"We are failing our kids," says Dr Jaimee Stuart, who has carried out research into bullying in New Zealand.
Her comments come as the 2015 Trends in Mathematics and Science Study (TIMSS) shows the country is once again among the worst in the world when it comes to bullying.
Among Year 5 science and maths students, 24 per cent said they were bullied on a weekly basis, with only 40 per cent saying they were "almost never" bullied.
•New Zealand pupils below average in maths
Only Bahrain and South Africa scored lower in this ranking than New Zealand.
The statistics improved slightly for Year 9 students, with 10 per cent of science and maths pupils in this year group saying they experienced some kind of bullying on a weekly basis, and 55 per cent saying they were almost never bullied.
This compares to 73 per cent of Irish Year 5 students who said they were almost never bullied, and 80 per cent of Japanese Year 9 students who said the same.

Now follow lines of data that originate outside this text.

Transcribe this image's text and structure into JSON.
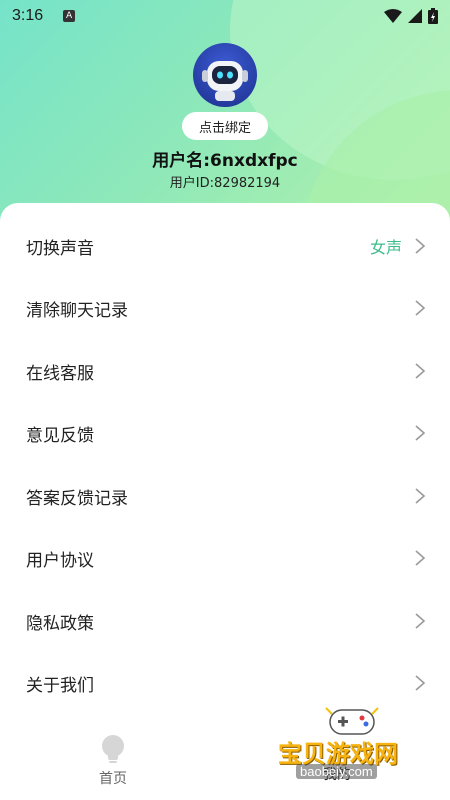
{
  "status_bar": {
    "time": "3:16",
    "app_badge": "A"
  },
  "profile": {
    "bind_label": "点击绑定",
    "username": "用户名:6nxdxfpc",
    "user_id": "用户ID:82982194"
  },
  "menu": {
    "items": [
      {
        "label": "切换声音",
        "value": "女声"
      },
      {
        "label": "清除聊天记录"
      },
      {
        "label": "在线客服"
      },
      {
        "label": "意见反馈"
      },
      {
        "label": "答案反馈记录"
      },
      {
        "label": "用户协议"
      },
      {
        "label": "隐私政策"
      },
      {
        "label": "关于我们"
      }
    ]
  },
  "bottom_nav": {
    "home_label": "首页",
    "mine_label": "我的"
  },
  "watermark": {
    "text": "宝贝游戏网",
    "url": "baobeiy.com"
  },
  "colors": {
    "accent": "#3cbd8a",
    "header_start": "#76e3c9",
    "header_end": "#b8f2a8"
  }
}
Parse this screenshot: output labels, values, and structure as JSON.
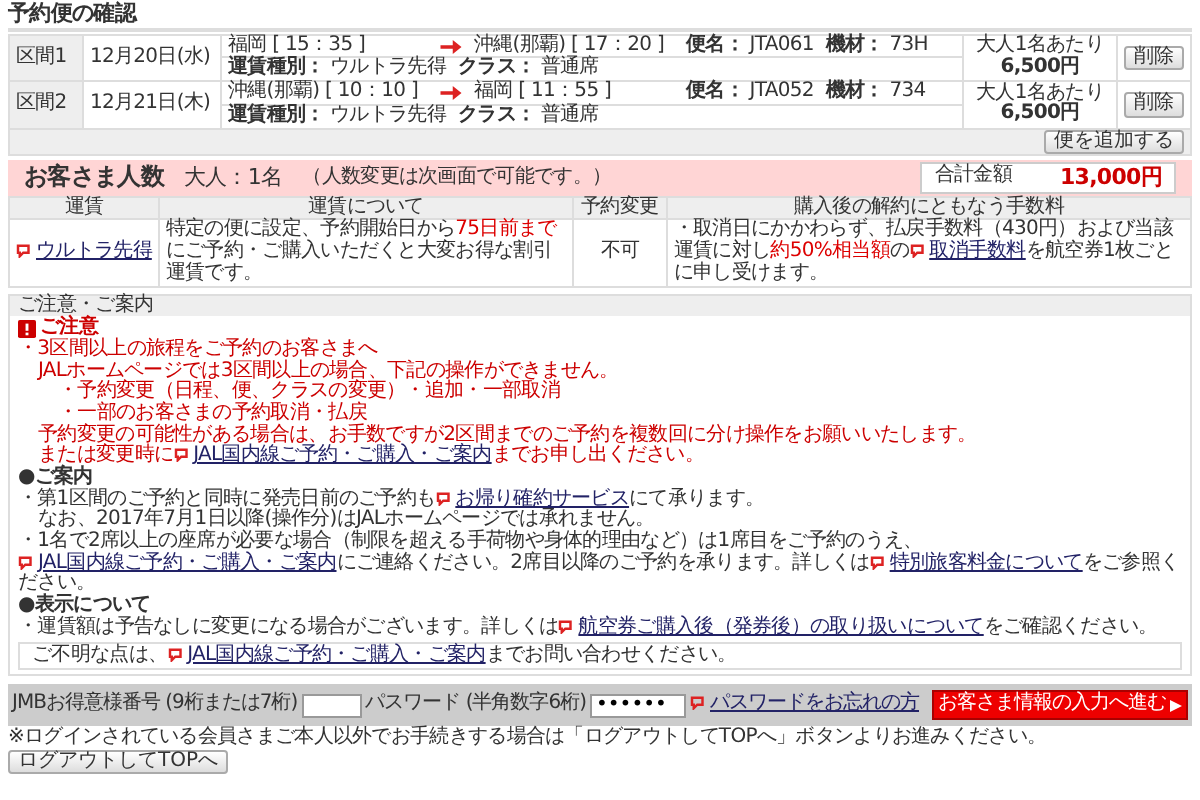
{
  "title": "予約便の確認",
  "segments": [
    {
      "label": "区間1",
      "date": "12月20日(水)",
      "from": "福岡 [ 15：35 ]",
      "to": "沖縄(那覇) [ 17：20 ]",
      "flight_label": "便名：",
      "flight": "JTA061",
      "aircraft_label": "機材：",
      "aircraft": "73H",
      "fare_type_label": "運賃種別：",
      "fare_type": "ウルトラ先得",
      "class_label": "クラス：",
      "class": "普通席",
      "price_label": "大人1名あたり",
      "price": "6,500円",
      "delete": "削除"
    },
    {
      "label": "区間2",
      "date": "12月21日(木)",
      "from": "沖縄(那覇) [ 10：10 ]",
      "to": "福岡 [ 11：55 ]",
      "flight_label": "便名：",
      "flight": "JTA052",
      "aircraft_label": "機材：",
      "aircraft": "734",
      "fare_type_label": "運賃種別：",
      "fare_type": "ウルトラ先得",
      "class_label": "クラス：",
      "class": "普通席",
      "price_label": "大人1名あたり",
      "price": "6,500円",
      "delete": "削除"
    }
  ],
  "add_button": "便を追加する",
  "passengers": {
    "heading": "お客さま人数",
    "count": "大人：1名",
    "note": "（人数変更は次画面で可能です。）",
    "total_label": "合計金額",
    "total": "13,000円"
  },
  "fare_table": {
    "columns": [
      "運賃",
      "運賃について",
      "予約変更",
      "購入後の解約にともなう手数料"
    ],
    "row": {
      "fare": "ウルトラ先得",
      "about": [
        {
          "kind": "text",
          "text": "特定の便に設定、予約開始日から"
        },
        {
          "kind": "red",
          "text": "75日前まで"
        },
        {
          "kind": "text",
          "text": "にご予約・ご購入いただくと大変お得な割引運賃です。"
        }
      ],
      "change": "不可",
      "fee": [
        {
          "kind": "text",
          "text": "・取消日にかかわらず、払戻手数料（430円）および当該運賃に対し"
        },
        {
          "kind": "red",
          "text": "約50%相当額"
        },
        {
          "kind": "text",
          "text": "の"
        },
        {
          "kind": "link",
          "text": "取消手数料"
        },
        {
          "kind": "text",
          "text": "を航空券1枚ごとに申し受けます。"
        }
      ]
    }
  },
  "notice": {
    "title": "ご注意・ご案内",
    "groups": [
      {
        "kind": "caution",
        "title": "ご注意",
        "items": [
          {
            "parts": [
              {
                "kind": "text",
                "text": "・3区間以上の旅程をご予約のお客さまへ"
              }
            ],
            "children": [
              {
                "parts": [
                  {
                    "kind": "text",
                    "text": "JALホームページでは3区間以上の場合、下記の操作ができません。"
                  }
                ],
                "children": [
                  {
                    "parts": [
                      {
                        "kind": "text",
                        "text": "・予約変更（日程、便、クラスの変更）・追加・一部取消"
                      }
                    ]
                  },
                  {
                    "parts": [
                      {
                        "kind": "text",
                        "text": "・一部のお客さまの予約取消・払戻"
                      }
                    ]
                  }
                ]
              },
              {
                "parts": [
                  {
                    "kind": "text",
                    "text": "予約変更の可能性がある場合は、お手数ですが2区間までのご予約を複数回に分け操作をお願いいたします。"
                  }
                ]
              },
              {
                "parts": [
                  {
                    "kind": "text",
                    "text": "または変更時に"
                  },
                  {
                    "kind": "link",
                    "text": "JAL国内線ご予約・ご購入・ご案内"
                  },
                  {
                    "kind": "text",
                    "text": "までお申し出ください。"
                  }
                ]
              }
            ]
          }
        ]
      },
      {
        "kind": "info",
        "title": "●ご案内",
        "items": [
          {
            "parts": [
              {
                "kind": "text",
                "text": "・第1区間のご予約と同時に発売日前のご予約も"
              },
              {
                "kind": "link",
                "text": "お帰り確約サービス"
              },
              {
                "kind": "text",
                "text": "にて承ります。"
              }
            ],
            "children": [
              {
                "parts": [
                  {
                    "kind": "text",
                    "text": "なお、2017年7月1日以降(操作分)はJALホームページでは承れません。"
                  }
                ]
              }
            ]
          },
          {
            "parts": [
              {
                "kind": "text",
                "text": "・1名で2席以上の座席が必要な場合（制限を超える手荷物や身体的理由など）は1席目をご予約のうえ、"
              },
              {
                "kind": "link",
                "text": "JAL国内線ご予約・ご購入・ご案内"
              },
              {
                "kind": "text",
                "text": "にご連絡ください。2席目以降のご予約を承ります。詳しくは"
              },
              {
                "kind": "link",
                "text": "特別旅客料金について"
              },
              {
                "kind": "text",
                "text": "をご参照ください。"
              }
            ]
          }
        ]
      },
      {
        "kind": "info",
        "title": "●表示について",
        "items": [
          {
            "parts": [
              {
                "kind": "text",
                "text": "・運賃額は予告なしに変更になる場合がございます。詳しくは"
              },
              {
                "kind": "link",
                "text": "航空券ご購入後（発券後）の取り扱いについて"
              },
              {
                "kind": "text",
                "text": "をご確認ください。"
              }
            ]
          }
        ]
      }
    ],
    "inquiry": [
      {
        "kind": "text",
        "text": "ご不明な点は、"
      },
      {
        "kind": "link",
        "text": "JAL国内線ご予約・ご購入・ご案内"
      },
      {
        "kind": "text",
        "text": "までお問い合わせください。"
      }
    ]
  },
  "login": {
    "member_label": "JMBお得意様番号 (9桁または7桁)",
    "password_label": "パスワード (半角数字6桁)",
    "password_value": "••••••",
    "forgot_link": "パスワードをお忘れの方",
    "proceed_button": "お客さま情報の入力へ進む"
  },
  "footer_note": "※ログインされている会員さまご本人以外でお手続きする場合は「ログアウトしてTOPへ」ボタンよりお進みください。",
  "logout_button": "ログアウトしてTOPへ"
}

Stuart, who has launched a consulting firm Infer Consulting to advise schools on best practice approaches to tackling bullying, said New Zealand was consistently at the bottom of these tables.
"It's really sad that it continues to go on," she said, adding it was unfortunate that no progress had been made despite a lot of research.
New Zealand's "harden up, be tough" attitude to bullying was to blame, Stuart said, and the TIMSS results "should be taken seriously".
"We are failing our kids, and I think we're failing our kids by not implementing the right programmes and not focusing on positive social relationships for kids."
The focus had been on the concept of bullying, and not on what influenced it, or teaching children how to interact with each other in a positive manner, she said.
"That focus on holistic wellbeing has been missed and that's probably why nothing's been done about it."
Louise Green from the New Zealand Educational Institute said: "Children have the right to an education, that nurtures their full potential and is free from bullying and harassment."
Education Minister Hekia Parata said: "The longstanding issue of bullying remains an ugly and unwanted presence in our schools, but I am optimistic for the future."
A lot of work had been done since the study was carried out to address the issue of bullying in schools, she said, such as new guidelines on cyberbullying.